WHAT YOU ARE ASKED TO DO :: Lines with the string "delegate" in the data below: report how many there are, and write nothing but the number.
----- DATASET ENTRIES
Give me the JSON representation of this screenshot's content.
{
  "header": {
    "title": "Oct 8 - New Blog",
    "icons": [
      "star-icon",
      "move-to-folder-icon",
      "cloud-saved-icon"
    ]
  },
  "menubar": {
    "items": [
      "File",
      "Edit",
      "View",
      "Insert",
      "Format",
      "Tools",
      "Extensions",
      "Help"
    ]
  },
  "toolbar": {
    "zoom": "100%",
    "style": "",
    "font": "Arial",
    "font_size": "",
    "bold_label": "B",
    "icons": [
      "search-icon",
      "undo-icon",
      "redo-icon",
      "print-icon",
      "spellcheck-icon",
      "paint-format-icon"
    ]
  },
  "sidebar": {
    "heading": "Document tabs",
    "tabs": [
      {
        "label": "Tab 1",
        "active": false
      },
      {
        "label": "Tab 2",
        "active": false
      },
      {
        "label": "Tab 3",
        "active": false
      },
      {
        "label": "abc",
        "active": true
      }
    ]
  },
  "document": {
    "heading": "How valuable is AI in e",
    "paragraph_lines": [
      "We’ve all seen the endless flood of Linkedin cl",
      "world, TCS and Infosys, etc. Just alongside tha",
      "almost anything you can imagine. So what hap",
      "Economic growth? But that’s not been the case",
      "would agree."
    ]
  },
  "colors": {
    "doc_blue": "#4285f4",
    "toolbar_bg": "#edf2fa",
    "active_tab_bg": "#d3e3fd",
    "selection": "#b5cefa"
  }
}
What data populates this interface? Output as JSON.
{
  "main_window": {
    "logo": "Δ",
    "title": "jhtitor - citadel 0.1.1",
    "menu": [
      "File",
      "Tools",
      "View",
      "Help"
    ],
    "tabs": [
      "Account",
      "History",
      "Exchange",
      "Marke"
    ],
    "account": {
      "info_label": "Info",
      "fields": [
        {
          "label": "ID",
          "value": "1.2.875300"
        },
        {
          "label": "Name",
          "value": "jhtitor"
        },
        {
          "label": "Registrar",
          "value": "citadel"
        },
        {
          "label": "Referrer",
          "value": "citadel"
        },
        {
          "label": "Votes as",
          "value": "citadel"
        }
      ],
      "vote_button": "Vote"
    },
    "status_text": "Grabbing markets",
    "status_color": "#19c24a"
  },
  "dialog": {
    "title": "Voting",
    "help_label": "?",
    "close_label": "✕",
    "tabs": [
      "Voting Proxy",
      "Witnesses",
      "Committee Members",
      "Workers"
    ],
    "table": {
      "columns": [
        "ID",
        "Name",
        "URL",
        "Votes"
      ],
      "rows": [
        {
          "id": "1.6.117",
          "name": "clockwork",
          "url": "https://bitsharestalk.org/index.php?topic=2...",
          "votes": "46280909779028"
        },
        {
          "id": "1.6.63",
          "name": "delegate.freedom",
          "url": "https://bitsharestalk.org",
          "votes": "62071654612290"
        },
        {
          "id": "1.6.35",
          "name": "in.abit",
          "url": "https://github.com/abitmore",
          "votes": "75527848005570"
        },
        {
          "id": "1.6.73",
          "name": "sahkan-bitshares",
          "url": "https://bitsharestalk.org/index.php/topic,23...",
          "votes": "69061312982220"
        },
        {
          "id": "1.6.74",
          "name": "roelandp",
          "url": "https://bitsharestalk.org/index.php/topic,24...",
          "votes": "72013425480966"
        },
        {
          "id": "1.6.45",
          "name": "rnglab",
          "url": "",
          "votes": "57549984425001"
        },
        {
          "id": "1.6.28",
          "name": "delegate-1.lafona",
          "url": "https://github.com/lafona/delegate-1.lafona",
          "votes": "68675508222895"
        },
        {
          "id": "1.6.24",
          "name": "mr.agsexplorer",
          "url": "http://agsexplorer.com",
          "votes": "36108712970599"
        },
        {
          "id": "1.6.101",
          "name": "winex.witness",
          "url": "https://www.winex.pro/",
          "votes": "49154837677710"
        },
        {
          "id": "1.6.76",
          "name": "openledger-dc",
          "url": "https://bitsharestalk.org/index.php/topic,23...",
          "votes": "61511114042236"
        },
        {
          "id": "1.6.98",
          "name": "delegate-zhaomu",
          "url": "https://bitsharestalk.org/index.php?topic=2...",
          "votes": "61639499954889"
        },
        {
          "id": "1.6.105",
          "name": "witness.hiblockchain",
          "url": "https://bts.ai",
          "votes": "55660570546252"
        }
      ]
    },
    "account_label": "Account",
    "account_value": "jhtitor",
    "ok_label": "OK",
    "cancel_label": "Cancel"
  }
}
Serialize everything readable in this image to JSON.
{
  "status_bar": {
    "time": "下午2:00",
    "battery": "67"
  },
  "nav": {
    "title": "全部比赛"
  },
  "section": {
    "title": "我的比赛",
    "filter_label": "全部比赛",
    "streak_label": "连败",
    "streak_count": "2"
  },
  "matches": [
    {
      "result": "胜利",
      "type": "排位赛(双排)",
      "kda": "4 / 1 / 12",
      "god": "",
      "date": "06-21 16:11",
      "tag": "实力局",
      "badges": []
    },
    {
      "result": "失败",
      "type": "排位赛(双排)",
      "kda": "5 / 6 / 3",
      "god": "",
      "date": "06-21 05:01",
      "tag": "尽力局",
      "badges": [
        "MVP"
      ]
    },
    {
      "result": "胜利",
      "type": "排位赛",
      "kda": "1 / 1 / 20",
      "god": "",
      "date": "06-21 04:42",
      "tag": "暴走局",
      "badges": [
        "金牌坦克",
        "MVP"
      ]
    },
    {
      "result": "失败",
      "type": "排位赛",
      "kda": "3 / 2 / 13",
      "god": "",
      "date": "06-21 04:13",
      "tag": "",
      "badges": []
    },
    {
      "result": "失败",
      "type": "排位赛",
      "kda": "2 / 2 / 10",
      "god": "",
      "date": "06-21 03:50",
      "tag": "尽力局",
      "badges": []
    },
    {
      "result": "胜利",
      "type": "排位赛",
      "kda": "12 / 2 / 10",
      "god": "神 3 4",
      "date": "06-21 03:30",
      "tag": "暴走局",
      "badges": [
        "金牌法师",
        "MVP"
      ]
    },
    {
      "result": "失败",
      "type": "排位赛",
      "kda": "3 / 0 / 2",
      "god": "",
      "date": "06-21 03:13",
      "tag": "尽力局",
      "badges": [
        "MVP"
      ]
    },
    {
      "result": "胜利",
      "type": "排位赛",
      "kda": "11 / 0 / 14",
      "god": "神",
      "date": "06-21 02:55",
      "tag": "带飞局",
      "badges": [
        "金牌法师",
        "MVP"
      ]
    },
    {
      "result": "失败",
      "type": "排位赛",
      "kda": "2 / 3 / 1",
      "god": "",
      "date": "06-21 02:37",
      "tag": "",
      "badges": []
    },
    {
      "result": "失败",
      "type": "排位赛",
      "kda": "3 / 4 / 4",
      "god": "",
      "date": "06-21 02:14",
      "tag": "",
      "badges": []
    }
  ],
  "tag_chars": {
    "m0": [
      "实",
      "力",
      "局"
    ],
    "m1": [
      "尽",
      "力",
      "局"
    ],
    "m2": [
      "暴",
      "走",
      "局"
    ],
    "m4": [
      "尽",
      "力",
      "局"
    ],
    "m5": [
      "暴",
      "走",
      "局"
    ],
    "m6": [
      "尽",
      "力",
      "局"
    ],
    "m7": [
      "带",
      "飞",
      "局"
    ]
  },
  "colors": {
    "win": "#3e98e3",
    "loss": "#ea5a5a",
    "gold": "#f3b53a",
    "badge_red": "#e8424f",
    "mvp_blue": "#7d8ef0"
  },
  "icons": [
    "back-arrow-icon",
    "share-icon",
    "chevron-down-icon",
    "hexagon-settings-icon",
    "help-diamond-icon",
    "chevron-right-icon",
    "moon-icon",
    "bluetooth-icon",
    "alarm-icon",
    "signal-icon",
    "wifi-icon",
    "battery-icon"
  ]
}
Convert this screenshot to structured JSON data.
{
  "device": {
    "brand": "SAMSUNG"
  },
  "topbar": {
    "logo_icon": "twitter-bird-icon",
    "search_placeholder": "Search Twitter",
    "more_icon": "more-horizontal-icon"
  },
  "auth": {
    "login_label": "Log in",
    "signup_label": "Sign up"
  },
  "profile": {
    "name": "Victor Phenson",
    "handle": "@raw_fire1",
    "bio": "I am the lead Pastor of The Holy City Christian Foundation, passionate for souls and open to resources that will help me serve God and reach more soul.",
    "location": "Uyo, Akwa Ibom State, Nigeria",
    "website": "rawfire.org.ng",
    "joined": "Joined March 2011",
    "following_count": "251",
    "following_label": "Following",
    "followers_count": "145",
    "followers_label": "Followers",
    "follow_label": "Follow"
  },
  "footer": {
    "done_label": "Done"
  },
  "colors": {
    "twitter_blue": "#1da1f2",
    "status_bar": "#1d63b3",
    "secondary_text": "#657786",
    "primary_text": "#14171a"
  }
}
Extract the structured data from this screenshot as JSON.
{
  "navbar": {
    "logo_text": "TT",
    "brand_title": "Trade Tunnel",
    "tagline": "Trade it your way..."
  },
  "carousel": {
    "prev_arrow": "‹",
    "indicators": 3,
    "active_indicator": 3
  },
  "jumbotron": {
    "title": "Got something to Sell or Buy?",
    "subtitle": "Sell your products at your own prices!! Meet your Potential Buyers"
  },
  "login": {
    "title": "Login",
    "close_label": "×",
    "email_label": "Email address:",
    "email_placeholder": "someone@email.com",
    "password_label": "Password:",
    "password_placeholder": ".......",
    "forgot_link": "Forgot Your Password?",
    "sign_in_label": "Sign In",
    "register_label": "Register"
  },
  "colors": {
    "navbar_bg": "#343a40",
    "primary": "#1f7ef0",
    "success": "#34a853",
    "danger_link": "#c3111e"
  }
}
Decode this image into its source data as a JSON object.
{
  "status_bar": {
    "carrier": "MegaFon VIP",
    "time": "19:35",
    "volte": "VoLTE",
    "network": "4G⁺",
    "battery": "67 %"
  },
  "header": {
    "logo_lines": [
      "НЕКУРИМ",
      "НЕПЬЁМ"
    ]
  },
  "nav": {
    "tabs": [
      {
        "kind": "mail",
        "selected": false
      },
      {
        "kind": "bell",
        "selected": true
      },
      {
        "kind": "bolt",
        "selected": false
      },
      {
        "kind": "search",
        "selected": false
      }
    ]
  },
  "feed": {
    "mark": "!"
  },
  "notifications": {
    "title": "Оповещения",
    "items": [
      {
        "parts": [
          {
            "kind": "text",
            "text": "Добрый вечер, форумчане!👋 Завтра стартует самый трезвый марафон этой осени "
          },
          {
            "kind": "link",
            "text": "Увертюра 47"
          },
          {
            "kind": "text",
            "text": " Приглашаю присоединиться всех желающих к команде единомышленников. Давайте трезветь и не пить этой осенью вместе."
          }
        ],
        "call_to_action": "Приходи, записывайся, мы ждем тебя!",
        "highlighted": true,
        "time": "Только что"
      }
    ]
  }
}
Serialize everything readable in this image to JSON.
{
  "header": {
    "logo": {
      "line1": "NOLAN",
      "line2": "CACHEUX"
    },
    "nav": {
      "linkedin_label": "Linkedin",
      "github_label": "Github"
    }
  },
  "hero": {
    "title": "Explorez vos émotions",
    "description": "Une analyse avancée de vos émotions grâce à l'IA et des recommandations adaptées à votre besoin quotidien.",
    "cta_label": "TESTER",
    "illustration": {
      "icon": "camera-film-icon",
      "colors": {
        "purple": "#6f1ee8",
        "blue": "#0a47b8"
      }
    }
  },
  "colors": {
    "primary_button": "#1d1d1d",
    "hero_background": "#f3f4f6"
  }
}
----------
RESPONSE :: 4